The word “commitment” popped into my head. I wondered how long they’d been married, and what they’d gone through, and how much their love had been tried and strengthened over the years.
“What are you staring at?” Ron asked.
“Nothing,” I said, and looked back at my plate.
Ron was looking at the TV across from me. I watched his face as the news about the stock market came on. His eyebrows quirked. He was trying to figure out why that was important enough to put on TV when there were better things to watch, like which baseball team was going to the Super bowl this year. Or was that basketball?
Try as I might I couldn’t take my eyes off the old woman. She looked calm, her eyes absorbing everything around her. She wasn’t one of those dumb old ladies whose brains had shut down ten years ago and who acted like a blonde High School student. No, she had a wisdom about her. And a peace… something that let her smile while she ate French fries and barbecue with slaw.
I looked down at my French fries. They didn’t make me smile.
“You want to go back to my place when we’re done here?” I looked up at Ron, and he winked at me. He had his smexy-face on, the one where he tried to charm me into making out with him on his couch.
“I’m still thirsty,” I lifted my empty cup and raised my eyebrows. Ron waived down a waitress and got me another Coke.
I found myself looking at the old lady again. I couldn’t get over how happy she looked. She caught me watching her. I snapped my head down to my plate and chewed on my lip.
“That orf is staring at you,” Ron muttered. “What’s her problem?”
I shrugged. “Maybe she thought I was watching her.”
“I was looking out the window behind her.”
I mentally kicked myself. I did it again, I thought to myself. Why can’t I ever tell the honest truth to him? It was like our dating relationship was a game of who could out-smart or out-kiss or out-manipulate the other to get what we wanted. It was a fun game… but it wasn’t fulfilling. I still felt like I was looking for something.

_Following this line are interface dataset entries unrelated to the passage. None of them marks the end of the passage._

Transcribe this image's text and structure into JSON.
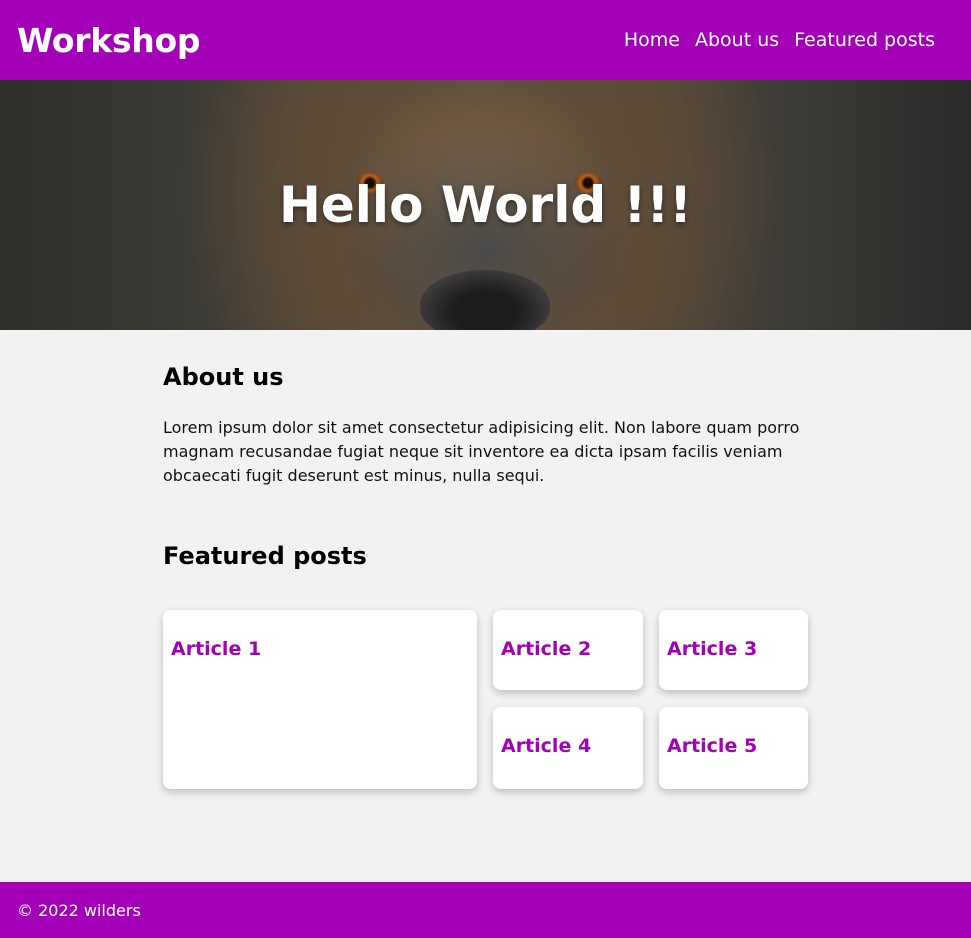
{
  "header": {
    "logo": "Workshop",
    "nav": [
      "Home",
      "About us",
      "Featured posts"
    ]
  },
  "hero": {
    "title": "Hello World !!!"
  },
  "about": {
    "title": "About us",
    "text": "Lorem ipsum dolor sit amet consectetur adipisicing elit. Non labore quam porro magnam recusandae fugiat neque sit inventore ea dicta ipsam facilis veniam obcaecati fugit deserunt est minus, nulla sequi."
  },
  "featured": {
    "title": "Featured posts",
    "articles": [
      "Article 1",
      "Article 2",
      "Article 3",
      "Article 4",
      "Article 5"
    ]
  },
  "footer": {
    "text": "© 2022 wilders"
  },
  "colors": {
    "brand": "#a300b8",
    "background": "#f2f2f2"
  }
}
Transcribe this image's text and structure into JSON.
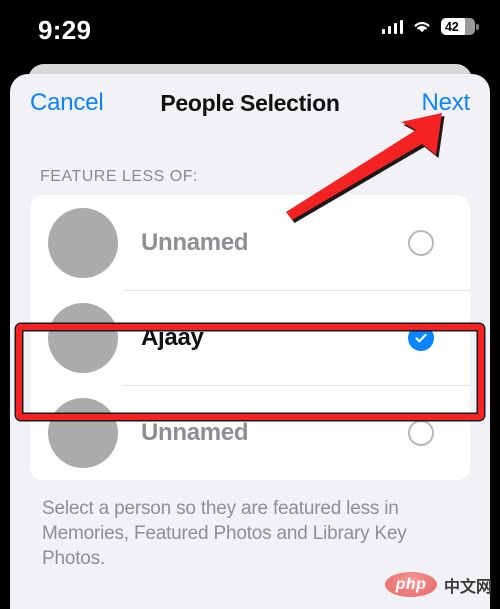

I looked at the lady. Our eyes locked for a split second. I knew beyond a shadow of a doubt that she told her husband the truth, and that the only thing they ever did to out-do each other was out-love each other.
And it hit me like a rock: I wanted to be peaceful and loved and happy like her. And I wanted it so damn bad.
“How’s your Coke?”
I took another sip. “It’s… Coke-ey.”
Ron rolled his eyes impatiently.
“Ron… I’m tired, okay?”
He gave me a dry look. “So am I.” I knew what he meant: I’m tired of you putting this off, are you going to put out or not?
I ate a French fry. The blank face I wore seemed to mock me.
The lady looked at her husband. They’d stopped eating for a second; they were talking and laughing about something. It felt oddly familiar, and it took me a moment to place it. I’d seen it all over the place for almost my whole life, though generally it was teenagers or young couples in their twenties, not eighty-five year old old retired farts.
I wondered if they still kissed.
That’s so random, Jessie, I told myself. But my dad always said, ‘when the kissing stops, so does the fun!’
Ron stood up and offered his hand. He was trying to be charming. “What can I do for you today Jess?”
I stood up and took a deep breath. “Look,” I motioned with my head to the old people. He looked and looked back at me.
“I want that.”
His face twisted up in a confused slightly disgusted look.
I shrugged. “That’s the truth,” I said.
“C’mon, let’s get out of here.” He took my purse for me and put one hand on the small of my back and guided me out of the restaurant.
Yeah, I told myself, I want out of here.